Exercise description
In the data below, find every line that has the string "button", and copy it.

*** Input material Section Begins ***

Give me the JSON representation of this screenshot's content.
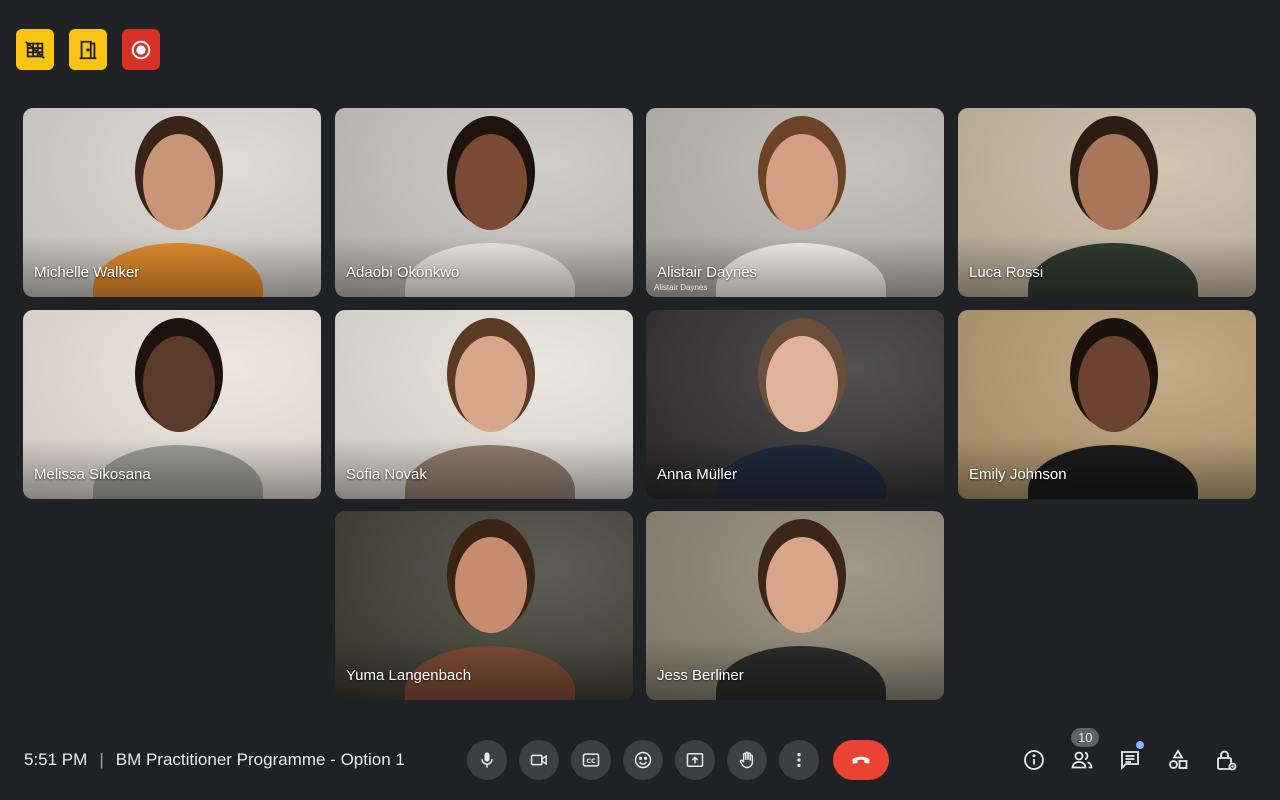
{
  "top_indicators": [
    {
      "icon": "no-video-grid-icon",
      "color": "#f9c513"
    },
    {
      "icon": "door-icon",
      "color": "#f9c513"
    },
    {
      "icon": "record-icon",
      "color": "#d93025"
    }
  ],
  "participants": [
    {
      "name": "Michelle Walker",
      "bg": "#d9d4cf",
      "skin": "#c89577",
      "hair": "#3a2418",
      "shirt": "#e08a2c"
    },
    {
      "name": "Adaobi Okonkwo",
      "bg": "#c7c4be",
      "skin": "#7a4a33",
      "hair": "#1e120c",
      "shirt": "#e9e7e3"
    },
    {
      "name": "Alistair Daynes",
      "bg": "#b9b6ae",
      "skin": "#d39e83",
      "hair": "#6b4428",
      "shirt": "#efece6",
      "watermark": "Alistair Daynes"
    },
    {
      "name": "Luca Rossi",
      "bg": "#c6b89f",
      "skin": "#a8765a",
      "hair": "#2b1d14",
      "shirt": "#2f3a30"
    },
    {
      "name": "Melissa Sikosana",
      "bg": "#ebe3d9",
      "skin": "#5b3a2a",
      "hair": "#1c120d",
      "shirt": "#9a9a98"
    },
    {
      "name": "Sofia Novak",
      "bg": "#e6e1da",
      "skin": "#d7a68b",
      "hair": "#5a3a24",
      "shirt": "#8d7b6c"
    },
    {
      "name": "Anna Müller",
      "bg": "#2c2a2b",
      "skin": "#e0b39a",
      "hair": "#6a4e3a",
      "shirt": "#1e2a3a"
    },
    {
      "name": "Emily Johnson",
      "bg": "#b59a6e",
      "skin": "#6b4330",
      "hair": "#1b110c",
      "shirt": "#1a1a1a"
    },
    {
      "name": "Yuma Langenbach",
      "bg": "#3a3a2e",
      "skin": "#c68c6e",
      "hair": "#3b2315",
      "shirt": "#7a4a34"
    },
    {
      "name": "Jess Berliner",
      "bg": "#8a8270",
      "skin": "#d8a58a",
      "hair": "#3a261a",
      "shirt": "#2a2a2a"
    }
  ],
  "meeting": {
    "time": "5:51 PM",
    "separator": "|",
    "title": "BM Practitioner Programme - Option 1"
  },
  "controls": [
    {
      "name": "microphone-button",
      "icon": "microphone-icon"
    },
    {
      "name": "camera-button",
      "icon": "camera-icon"
    },
    {
      "name": "captions-button",
      "icon": "closed-captions-icon"
    },
    {
      "name": "reactions-button",
      "icon": "emoji-icon"
    },
    {
      "name": "present-button",
      "icon": "present-screen-icon"
    },
    {
      "name": "raise-hand-button",
      "icon": "raise-hand-icon"
    },
    {
      "name": "more-options-button",
      "icon": "more-vertical-icon"
    },
    {
      "name": "leave-call-button",
      "icon": "end-call-icon",
      "color": "#ea4335"
    }
  ],
  "right_tools": {
    "people_count": "10",
    "items": [
      "info-icon",
      "people-icon",
      "chat-icon",
      "activities-icon",
      "host-controls-icon"
    ]
  }
}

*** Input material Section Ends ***

Response for this exercise
      "name": "microphone-button",
      "name": "camera-button",
      "name": "captions-button",
      "name": "reactions-button",
      "name": "present-button",
      "name": "raise-hand-button",
      "name": "more-options-button",
      "name": "leave-call-button",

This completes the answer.